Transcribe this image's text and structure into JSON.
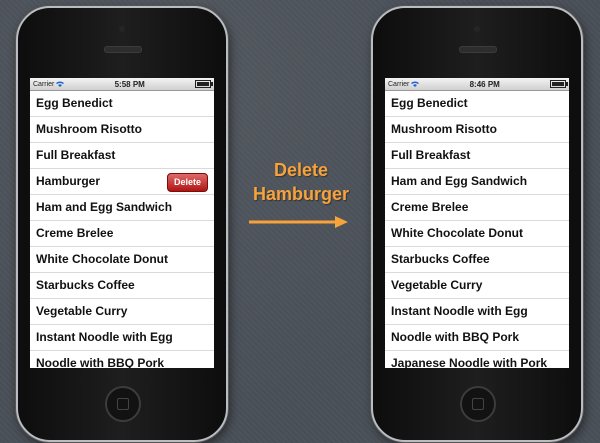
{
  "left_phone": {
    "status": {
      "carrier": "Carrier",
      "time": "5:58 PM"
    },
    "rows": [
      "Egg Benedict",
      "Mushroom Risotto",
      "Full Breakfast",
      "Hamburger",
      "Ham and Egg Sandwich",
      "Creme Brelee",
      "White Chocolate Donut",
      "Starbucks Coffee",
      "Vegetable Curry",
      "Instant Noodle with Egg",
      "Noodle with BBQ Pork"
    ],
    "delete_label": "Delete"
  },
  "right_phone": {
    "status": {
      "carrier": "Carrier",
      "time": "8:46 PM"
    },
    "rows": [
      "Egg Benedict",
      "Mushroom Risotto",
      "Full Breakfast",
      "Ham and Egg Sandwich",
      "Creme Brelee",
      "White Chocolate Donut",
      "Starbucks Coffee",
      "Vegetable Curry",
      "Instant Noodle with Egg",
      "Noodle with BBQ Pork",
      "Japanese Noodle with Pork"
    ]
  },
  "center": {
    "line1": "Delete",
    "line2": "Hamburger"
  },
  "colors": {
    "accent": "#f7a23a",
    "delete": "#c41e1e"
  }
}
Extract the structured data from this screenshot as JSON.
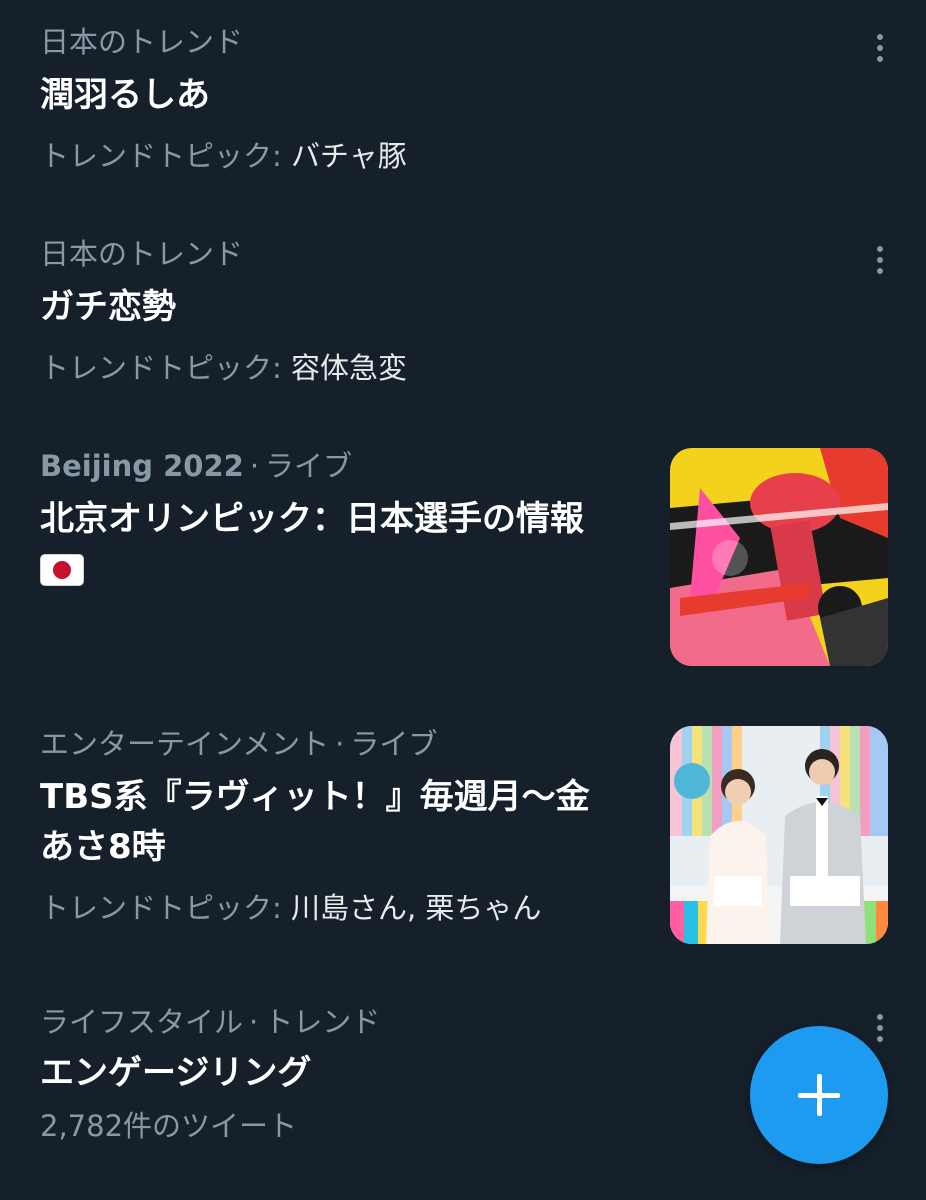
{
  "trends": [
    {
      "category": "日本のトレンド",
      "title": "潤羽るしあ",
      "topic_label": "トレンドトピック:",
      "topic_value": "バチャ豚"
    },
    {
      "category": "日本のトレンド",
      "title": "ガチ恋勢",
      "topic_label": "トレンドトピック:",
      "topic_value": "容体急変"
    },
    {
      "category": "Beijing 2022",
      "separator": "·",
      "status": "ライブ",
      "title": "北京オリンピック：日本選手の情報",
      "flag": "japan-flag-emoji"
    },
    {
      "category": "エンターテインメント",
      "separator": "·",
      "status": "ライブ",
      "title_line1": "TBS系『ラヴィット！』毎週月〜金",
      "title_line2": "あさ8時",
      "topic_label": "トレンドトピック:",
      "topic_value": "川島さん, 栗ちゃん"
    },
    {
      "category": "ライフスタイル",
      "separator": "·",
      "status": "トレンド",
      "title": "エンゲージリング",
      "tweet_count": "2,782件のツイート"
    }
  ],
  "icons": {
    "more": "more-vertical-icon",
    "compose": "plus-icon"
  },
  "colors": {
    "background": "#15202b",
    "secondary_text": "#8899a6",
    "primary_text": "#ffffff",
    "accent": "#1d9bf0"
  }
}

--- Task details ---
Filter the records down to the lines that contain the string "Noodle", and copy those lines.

--- Solved problem ---
      "Instant Noodle with Egg",
      "Noodle with BBQ Pork"
      "Instant Noodle with Egg",
      "Noodle with BBQ Pork",
      "Japanese Noodle with Pork"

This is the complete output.